History[edit]

Built in 1942, TEAD was originally called the Tooele Ordnance Depot and was a storage depot for war supplies. In 1988, TEAD acquired the general supply storage mission from Pueblo Army Depot. In BRAC 1993, it lost its troop support mission, maintenance and storage missions. TEAD retained its ammunition logistics support function.[citation needed]

Facilities[edit]

TEAD is housed on 23,610 acres (95.5 km2) with 1,093 buildings, 902 igloos and storage capacity of 2,483,000 square feet (230,700 m2).[citation needed]

BRAC 2005[edit]

TEAD will gain the ammunition storage function from Sierra Army Depot, which will be realigning due to Base Realignment and Closure 2005.[citation needed]

Environment[edit]

TEAD was placed on the Environmental Protection Agency’s National Priority List (Superfund) in 1990.[citation needed]

In 2009, the Tooele Army Depot was awarded the 31st Annual Secretary of the Army Energy and Water Management Award and the 2009 Federal Energy and Water Management Award.[1] This was based on conservation efforts which saved TEAD more than $60,000 and nearly 100 million gallons of water per year.

Panorama of the depot

See also[edit]

References[edit]

External links[edit]

 This article incorporates public domain material from the United States Government document "[2]".

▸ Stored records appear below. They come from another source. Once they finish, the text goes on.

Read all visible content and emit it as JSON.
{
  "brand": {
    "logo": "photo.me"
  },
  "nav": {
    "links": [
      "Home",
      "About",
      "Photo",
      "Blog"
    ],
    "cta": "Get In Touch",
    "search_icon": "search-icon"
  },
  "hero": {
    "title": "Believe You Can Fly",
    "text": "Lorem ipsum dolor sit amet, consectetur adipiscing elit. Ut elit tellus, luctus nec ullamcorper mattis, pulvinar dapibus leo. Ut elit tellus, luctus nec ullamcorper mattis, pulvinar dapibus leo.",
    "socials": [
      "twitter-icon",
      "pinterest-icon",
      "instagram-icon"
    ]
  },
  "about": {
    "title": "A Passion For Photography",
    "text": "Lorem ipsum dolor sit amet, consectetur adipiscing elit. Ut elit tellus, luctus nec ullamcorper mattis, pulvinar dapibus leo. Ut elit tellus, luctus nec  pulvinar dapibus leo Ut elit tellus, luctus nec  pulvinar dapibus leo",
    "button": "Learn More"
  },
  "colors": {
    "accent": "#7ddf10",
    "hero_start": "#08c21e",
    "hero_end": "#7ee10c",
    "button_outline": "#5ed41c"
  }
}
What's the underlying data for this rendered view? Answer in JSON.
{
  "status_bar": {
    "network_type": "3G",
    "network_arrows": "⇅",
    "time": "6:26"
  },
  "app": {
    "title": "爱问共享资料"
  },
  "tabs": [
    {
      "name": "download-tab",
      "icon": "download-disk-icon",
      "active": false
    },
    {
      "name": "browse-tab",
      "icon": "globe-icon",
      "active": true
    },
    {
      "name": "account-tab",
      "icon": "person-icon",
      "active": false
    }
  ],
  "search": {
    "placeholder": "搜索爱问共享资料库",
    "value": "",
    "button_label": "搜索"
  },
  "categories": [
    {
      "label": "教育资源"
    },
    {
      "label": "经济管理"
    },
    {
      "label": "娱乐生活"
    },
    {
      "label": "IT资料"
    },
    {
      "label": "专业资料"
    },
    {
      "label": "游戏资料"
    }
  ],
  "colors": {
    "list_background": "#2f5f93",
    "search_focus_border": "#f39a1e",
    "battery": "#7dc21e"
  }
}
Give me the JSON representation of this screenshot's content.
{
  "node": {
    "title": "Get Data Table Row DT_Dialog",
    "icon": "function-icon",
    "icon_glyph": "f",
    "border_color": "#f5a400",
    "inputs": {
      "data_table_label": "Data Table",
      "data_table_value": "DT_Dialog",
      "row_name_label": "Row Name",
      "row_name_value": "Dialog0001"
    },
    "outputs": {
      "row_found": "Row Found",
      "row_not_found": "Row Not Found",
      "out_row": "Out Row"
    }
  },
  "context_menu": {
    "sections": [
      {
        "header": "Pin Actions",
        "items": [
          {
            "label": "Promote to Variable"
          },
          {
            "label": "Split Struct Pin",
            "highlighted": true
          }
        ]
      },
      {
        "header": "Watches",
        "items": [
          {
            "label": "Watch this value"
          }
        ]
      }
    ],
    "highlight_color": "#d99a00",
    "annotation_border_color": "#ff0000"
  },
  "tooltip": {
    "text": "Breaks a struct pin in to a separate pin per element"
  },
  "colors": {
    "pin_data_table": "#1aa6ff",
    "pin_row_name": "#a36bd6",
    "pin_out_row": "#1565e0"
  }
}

Coordinates: 40°32′N 112°20′W / 40.533°N 112.333°W / 40.533; -112.333